An extract from Northland's AIM Jounal, August
Companies: AMO, AGL, GHE, MTFB, SOM, STR
Each month, Northland Capital Partners publishes the Aim Journal, a 12 page report looking at the most successful growth market in the world, the FTSE All-Share-Index (AIM). It explores current themes, news, as well as exploring the current performance of a selection of constituent companies.
This month's edition looks at Brexit, AIM success stories, and focuses on current perforamnce of PhotonStar LED, Somero Enterprises, Gresham House, Victoria powers, Motif Bio, Angle PLC, Amino Technologies, and Stride Gaming.
Here is an extract from the report focusing on the increased trading activity on the AIM market after Brexit.
New entrants may have been made more cautious about joining AIM but the vote to leave the EU sparked an upturn in trading levels on the junior market.
Trading on AIM has increased following the EU referendum, having reached the peak for the year on the day after the vote. June and July are normally quieter months in terms of trading but trading levels remain higher than they generally are at this time of year.
On 24 June, there were 37,688 trades, which is the highest figure in the past two years. There were 35,785 trades on the following Monday, which is nearly as high as the previous year’s peak of 36,205 on 9 April 2015. To put this in perspective, the number of trades on 23 June was 23,361.
The average number of daily trades during June was 22,904. The average number of trades for the last five days of June was 32,510 a day. The July average was 24,439 a day and this compares with 22,985 trades a day on average in March – the spring can tend to be the peak trading period in most years.
The table below compares average daily trades in June and July for past years with the averages for the whole year. Trading levels were strong in the summer of 2014 and that is the only one of the past six years where June average daily trades are higher than the average for the year. The peak for 2014, was 50,986 trades on 5 June. Otherwise, the annual averages are higher than those for June and July. This year is the rst time when both June and July are higher than the average for the whole year – although it is only part of the year in 2016.
The number of companies on AIM has declined from 1,293 to 1,010 since the end of 2009. This means that the number of trades per company has risen sharply, although trades are still dominated by a small number of the larger companies.

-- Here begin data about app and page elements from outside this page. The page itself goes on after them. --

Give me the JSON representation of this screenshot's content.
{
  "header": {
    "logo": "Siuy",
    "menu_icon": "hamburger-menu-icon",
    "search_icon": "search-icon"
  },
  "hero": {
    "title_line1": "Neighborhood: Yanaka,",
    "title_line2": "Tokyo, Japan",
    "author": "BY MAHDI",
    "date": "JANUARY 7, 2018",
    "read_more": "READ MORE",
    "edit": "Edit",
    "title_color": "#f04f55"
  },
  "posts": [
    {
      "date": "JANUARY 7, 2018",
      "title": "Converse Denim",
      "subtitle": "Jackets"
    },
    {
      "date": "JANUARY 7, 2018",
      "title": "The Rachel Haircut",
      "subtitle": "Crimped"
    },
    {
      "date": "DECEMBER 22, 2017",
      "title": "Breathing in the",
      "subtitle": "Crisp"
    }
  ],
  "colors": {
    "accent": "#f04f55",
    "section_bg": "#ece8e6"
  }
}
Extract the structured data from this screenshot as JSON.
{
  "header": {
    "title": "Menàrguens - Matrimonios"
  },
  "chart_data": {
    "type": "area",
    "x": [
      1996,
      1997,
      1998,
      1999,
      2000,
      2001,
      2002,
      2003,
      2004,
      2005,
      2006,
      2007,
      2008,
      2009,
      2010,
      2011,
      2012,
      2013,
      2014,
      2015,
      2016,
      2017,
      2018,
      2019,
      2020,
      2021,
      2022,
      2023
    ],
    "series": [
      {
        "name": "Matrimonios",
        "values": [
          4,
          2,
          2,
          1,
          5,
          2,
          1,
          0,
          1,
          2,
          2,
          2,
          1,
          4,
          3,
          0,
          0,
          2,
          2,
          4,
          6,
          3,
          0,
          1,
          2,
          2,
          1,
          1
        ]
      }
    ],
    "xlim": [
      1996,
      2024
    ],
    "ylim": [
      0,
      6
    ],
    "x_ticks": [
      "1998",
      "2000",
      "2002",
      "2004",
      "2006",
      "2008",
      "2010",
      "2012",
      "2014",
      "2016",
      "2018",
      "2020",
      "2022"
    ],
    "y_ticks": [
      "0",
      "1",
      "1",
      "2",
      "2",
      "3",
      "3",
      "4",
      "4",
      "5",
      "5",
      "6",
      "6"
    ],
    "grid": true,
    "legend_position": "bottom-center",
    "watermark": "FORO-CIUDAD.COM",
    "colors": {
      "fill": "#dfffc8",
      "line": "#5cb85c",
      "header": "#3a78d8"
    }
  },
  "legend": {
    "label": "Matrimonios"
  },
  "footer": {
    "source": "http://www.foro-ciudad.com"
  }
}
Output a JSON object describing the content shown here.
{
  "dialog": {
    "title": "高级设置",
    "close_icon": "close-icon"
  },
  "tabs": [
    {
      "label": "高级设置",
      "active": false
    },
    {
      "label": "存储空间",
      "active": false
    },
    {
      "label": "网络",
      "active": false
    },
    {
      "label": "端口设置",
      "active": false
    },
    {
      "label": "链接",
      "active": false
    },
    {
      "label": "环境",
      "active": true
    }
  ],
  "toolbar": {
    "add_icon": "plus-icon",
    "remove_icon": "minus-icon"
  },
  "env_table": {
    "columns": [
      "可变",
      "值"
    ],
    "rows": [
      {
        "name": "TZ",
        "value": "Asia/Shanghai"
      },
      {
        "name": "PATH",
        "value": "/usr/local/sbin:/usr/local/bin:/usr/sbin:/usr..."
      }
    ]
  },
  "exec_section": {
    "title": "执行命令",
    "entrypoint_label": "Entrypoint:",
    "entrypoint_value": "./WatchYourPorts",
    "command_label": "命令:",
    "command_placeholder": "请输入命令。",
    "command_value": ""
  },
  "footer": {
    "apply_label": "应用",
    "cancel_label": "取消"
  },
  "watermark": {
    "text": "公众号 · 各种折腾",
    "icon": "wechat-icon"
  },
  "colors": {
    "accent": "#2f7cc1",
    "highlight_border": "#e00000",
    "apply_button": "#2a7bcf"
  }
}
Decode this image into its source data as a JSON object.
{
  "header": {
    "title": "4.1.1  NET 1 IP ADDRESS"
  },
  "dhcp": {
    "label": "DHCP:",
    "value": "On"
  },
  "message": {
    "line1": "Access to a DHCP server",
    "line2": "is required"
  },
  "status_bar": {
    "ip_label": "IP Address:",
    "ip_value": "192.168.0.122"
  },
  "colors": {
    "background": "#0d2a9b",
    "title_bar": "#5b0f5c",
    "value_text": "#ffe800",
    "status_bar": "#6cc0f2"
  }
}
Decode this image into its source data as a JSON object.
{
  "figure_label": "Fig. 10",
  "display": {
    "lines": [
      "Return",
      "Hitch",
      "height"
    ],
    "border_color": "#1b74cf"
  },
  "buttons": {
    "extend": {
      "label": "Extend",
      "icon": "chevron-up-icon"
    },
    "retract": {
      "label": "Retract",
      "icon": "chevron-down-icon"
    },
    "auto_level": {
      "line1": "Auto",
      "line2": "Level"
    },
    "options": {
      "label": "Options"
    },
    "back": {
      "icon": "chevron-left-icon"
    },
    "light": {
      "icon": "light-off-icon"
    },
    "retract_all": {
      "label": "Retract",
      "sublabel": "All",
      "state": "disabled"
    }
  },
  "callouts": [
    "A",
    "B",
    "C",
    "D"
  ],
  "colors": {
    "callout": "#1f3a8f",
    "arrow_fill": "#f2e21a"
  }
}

Online fashion retailer ASOS accounted for one-fifth of the trading volume and just under 15% of trades in July, which was slightly lower than levels in June. This reflects the strong liquidity in the shares, making them more readily tradeable than many much smaller AIM companies.
Trading values are nowhere near their previous peaks. On 24 June there was £169.5bn-worth of shares traded and this was surpassed on 23 July with a traded daily value of £183.7bn. The average for the year so far is £114.3m.
There are normally between 2,000 and 3,000 monthly trades in recruitment and training company Staffline but this rose to 3,192 in June and 5,954 in July. This reflects concerns about the company’s reliance on free movement in the EU. Although there was a sharp share price fall, there was a subsequent recovery following strong trading news.
The support services sub-sector accounted for 4% of AIM trades in July compared with just over 3% in May. The healthcare sector accounted for 12% of July trades, up from 11% in May. There was a move to healthcare and pharma companies in recent weeks because of their overseas earnings.
More surprisingly, the mining sub-sector increased its share of AIM trades from 9% in May to 10.5% in July. The average for the year as a whole is 8%.
Market Performance, Indices and Statistics
The FTSE AIM All Share index has risen by 4% since the day before the EU referendum. After the two most active days of trading the index was 7% lower, so this represents a strong recovery since then, and it is still based on significant trading volumes and not on limited liquidity.
It may be difficult to maintain this level of liquidity during August but it will be interesting to observe how well it does hold up. There are signs of new entrants braving a flotation on AIM, including Italy-based PR firm SEC and Franchise Brands (see page 2).
The outlook for AIM shares remains uncertain. Many companies have not been hampered by the apparent lack of con dence in the UK economy, while others are more cautious although that caution may be overdone.